Supplied entries:

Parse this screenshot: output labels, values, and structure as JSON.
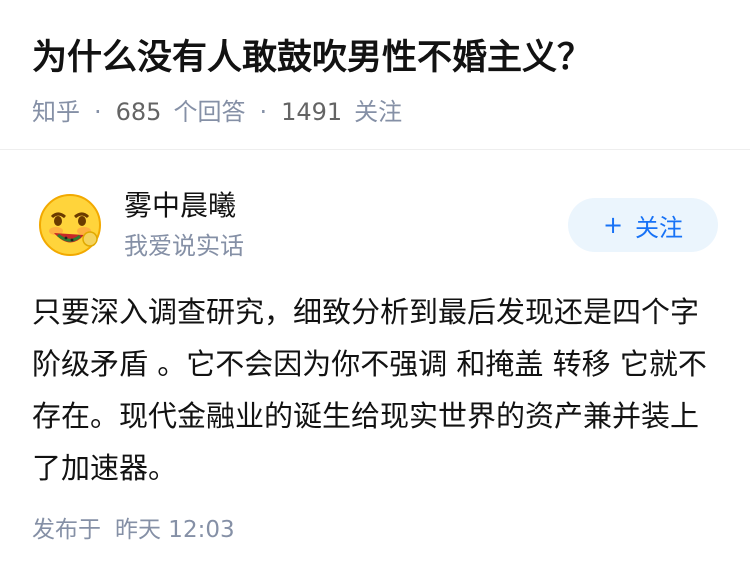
{
  "question": {
    "title": "为什么没有人敢鼓吹男性不婚主义？",
    "source": "知乎",
    "answer_count": "685",
    "answer_label": "个回答",
    "follower_count": "1491",
    "follower_label": "关注"
  },
  "author": {
    "name": "雾中晨曦",
    "bio": "我爱说实话",
    "avatar_icon": "emoji-avatar-icon",
    "follow_label": "关注",
    "follow_icon": "plus-icon"
  },
  "answer": {
    "content": "只要深入调查研究，细致分析到最后发现还是四个字 阶级矛盾 。它不会因为你不强调 和掩盖 转移 它就不存在。现代金融业的诞生给现实世界的资产兼并装上了加速器。",
    "published_label": "发布于",
    "published_time": "昨天 12:03"
  },
  "colors": {
    "primary": "#1772f6",
    "follow_bg": "#ebf5fd",
    "meta": "#8590a6",
    "text": "#121212"
  }
}
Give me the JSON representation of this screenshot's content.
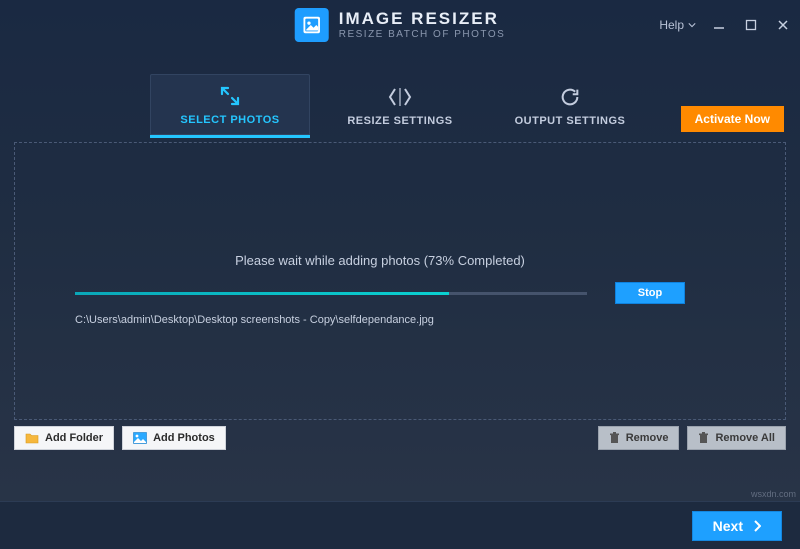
{
  "header": {
    "title": "IMAGE RESIZER",
    "subtitle": "RESIZE BATCH OF PHOTOS",
    "help_label": "Help"
  },
  "tabs": {
    "select": "SELECT PHOTOS",
    "resize": "RESIZE SETTINGS",
    "output": "OUTPUT SETTINGS"
  },
  "activate_label": "Activate Now",
  "progress": {
    "percent": 73,
    "status_text": "Please wait while adding photos (73% Completed)",
    "file_path": "C:\\Users\\admin\\Desktop\\Desktop screenshots - Copy\\selfdependance.jpg",
    "stop_label": "Stop"
  },
  "buttons": {
    "add_folder": "Add Folder",
    "add_photos": "Add Photos",
    "remove": "Remove",
    "remove_all": "Remove All",
    "next": "Next"
  },
  "watermark": "wsxdn.com"
}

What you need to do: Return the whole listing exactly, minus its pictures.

Task answer:
Parse this screenshot: output labels, values, and structure as JSON.
{
  "question": {
    "title": "为什么没有人敢鼓吹男性不婚主义？",
    "source": "知乎",
    "answer_count": "685",
    "answer_label": "个回答",
    "follower_count": "1491",
    "follower_label": "关注"
  },
  "author": {
    "name": "雾中晨曦",
    "bio": "我爱说实话",
    "avatar_icon": "emoji-avatar-icon",
    "follow_label": "关注",
    "follow_icon": "plus-icon"
  },
  "answer": {
    "content": "只要深入调查研究，细致分析到最后发现还是四个字 阶级矛盾 。它不会因为你不强调 和掩盖 转移 它就不存在。现代金融业的诞生给现实世界的资产兼并装上了加速器。",
    "published_label": "发布于",
    "published_time": "昨天 12:03"
  },
  "colors": {
    "primary": "#1772f6",
    "follow_bg": "#ebf5fd",
    "meta": "#8590a6",
    "text": "#121212"
  }
}
Give me the JSON representation of this screenshot's content.
{
  "header": {
    "title": "IMAGE RESIZER",
    "subtitle": "RESIZE BATCH OF PHOTOS",
    "help_label": "Help"
  },
  "tabs": {
    "select": "SELECT PHOTOS",
    "resize": "RESIZE SETTINGS",
    "output": "OUTPUT SETTINGS"
  },
  "activate_label": "Activate Now",
  "progress": {
    "percent": 73,
    "status_text": "Please wait while adding photos (73% Completed)",
    "file_path": "C:\\Users\\admin\\Desktop\\Desktop screenshots - Copy\\selfdependance.jpg",
    "stop_label": "Stop"
  },
  "buttons": {
    "add_folder": "Add Folder",
    "add_photos": "Add Photos",
    "remove": "Remove",
    "remove_all": "Remove All",
    "next": "Next"
  },
  "watermark": "wsxdn.com"
}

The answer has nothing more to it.